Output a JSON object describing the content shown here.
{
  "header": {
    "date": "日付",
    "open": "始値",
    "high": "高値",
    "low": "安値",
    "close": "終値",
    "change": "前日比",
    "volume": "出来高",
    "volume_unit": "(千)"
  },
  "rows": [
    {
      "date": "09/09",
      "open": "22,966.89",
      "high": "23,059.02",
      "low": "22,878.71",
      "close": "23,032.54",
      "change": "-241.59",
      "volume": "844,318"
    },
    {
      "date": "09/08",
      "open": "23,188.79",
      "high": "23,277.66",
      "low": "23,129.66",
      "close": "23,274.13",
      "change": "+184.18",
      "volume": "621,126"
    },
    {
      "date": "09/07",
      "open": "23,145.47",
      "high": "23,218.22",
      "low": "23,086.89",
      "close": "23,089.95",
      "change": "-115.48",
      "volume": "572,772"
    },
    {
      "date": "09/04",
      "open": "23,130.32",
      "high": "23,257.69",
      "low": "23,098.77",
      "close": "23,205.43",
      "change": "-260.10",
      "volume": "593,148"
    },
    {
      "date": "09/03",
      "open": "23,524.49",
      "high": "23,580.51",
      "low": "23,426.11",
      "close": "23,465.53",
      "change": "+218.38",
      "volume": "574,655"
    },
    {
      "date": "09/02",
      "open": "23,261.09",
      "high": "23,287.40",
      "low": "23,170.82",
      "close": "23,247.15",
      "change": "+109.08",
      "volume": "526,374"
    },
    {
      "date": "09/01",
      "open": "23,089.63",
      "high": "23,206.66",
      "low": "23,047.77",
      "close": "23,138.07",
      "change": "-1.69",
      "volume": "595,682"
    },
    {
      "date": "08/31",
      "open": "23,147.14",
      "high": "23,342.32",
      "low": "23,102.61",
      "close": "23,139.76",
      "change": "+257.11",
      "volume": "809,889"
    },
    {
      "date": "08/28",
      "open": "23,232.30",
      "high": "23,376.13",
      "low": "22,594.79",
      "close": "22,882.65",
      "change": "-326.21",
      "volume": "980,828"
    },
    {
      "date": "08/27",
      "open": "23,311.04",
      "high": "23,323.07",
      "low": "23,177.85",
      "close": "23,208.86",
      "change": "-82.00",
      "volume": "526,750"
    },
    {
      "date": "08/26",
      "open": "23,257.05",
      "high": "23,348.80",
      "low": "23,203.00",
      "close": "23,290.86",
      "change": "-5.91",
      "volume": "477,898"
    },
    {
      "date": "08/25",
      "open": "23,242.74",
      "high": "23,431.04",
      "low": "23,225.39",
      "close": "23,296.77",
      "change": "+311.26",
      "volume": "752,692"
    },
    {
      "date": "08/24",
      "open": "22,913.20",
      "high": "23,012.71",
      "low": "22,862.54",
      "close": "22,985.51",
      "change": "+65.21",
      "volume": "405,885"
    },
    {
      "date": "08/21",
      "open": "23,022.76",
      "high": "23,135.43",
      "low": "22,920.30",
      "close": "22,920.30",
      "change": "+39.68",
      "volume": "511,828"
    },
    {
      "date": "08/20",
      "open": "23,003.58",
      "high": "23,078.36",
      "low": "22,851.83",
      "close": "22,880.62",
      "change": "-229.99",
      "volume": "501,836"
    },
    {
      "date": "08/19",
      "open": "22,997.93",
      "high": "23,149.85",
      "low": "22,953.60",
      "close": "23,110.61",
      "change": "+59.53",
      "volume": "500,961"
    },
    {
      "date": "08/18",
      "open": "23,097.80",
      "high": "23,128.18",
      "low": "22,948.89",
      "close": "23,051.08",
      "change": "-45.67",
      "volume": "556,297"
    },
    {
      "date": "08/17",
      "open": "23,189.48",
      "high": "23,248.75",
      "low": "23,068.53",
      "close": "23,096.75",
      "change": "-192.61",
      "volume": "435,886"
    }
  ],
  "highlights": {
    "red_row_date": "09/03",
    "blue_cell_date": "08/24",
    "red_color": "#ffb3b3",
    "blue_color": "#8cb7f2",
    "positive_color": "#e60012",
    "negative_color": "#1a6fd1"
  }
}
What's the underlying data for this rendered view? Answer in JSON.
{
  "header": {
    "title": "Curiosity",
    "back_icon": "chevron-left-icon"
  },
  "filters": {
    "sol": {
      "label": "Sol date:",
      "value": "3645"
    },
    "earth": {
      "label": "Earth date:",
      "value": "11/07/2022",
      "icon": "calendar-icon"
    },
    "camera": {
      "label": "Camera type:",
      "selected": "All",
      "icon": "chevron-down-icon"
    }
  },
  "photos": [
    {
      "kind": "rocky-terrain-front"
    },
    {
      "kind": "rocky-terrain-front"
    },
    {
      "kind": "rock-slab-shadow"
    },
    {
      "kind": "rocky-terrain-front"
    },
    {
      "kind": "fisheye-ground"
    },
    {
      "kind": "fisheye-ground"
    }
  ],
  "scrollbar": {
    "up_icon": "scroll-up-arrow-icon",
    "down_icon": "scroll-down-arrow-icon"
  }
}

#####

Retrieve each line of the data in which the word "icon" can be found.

#### FINISHED TASK
    "back_icon": "chevron-left-icon"
      "icon": "calendar-icon"
      "icon": "chevron-down-icon"
    "up_icon": "scroll-up-arrow-icon",
    "down_icon": "scroll-down-arrow-icon"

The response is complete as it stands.